Exercise » Could you count the lines in the data that contain "icon"? Reply with the number only.

Data extracted from a collection:

· · · · ·

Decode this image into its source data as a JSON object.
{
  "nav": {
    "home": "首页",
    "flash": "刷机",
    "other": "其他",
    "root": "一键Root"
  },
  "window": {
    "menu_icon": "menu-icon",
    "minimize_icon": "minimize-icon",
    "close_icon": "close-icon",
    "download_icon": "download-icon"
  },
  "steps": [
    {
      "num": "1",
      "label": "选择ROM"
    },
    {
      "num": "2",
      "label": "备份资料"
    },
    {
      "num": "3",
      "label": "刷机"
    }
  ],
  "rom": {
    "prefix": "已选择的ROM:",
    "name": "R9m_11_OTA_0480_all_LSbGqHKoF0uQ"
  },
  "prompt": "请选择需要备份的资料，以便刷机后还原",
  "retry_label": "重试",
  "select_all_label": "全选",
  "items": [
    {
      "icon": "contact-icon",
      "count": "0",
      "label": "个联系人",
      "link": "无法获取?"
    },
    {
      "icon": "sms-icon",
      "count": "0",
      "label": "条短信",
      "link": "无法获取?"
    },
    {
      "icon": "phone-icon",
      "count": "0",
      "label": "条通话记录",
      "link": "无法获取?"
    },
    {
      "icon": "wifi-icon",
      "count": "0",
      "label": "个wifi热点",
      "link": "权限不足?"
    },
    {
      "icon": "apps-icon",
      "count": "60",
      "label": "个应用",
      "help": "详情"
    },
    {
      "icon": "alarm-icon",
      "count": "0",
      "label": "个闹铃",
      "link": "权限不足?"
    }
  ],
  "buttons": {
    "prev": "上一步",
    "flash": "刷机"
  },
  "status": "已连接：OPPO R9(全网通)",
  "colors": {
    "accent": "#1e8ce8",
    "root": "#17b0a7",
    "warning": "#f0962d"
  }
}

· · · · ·

Your solution » 10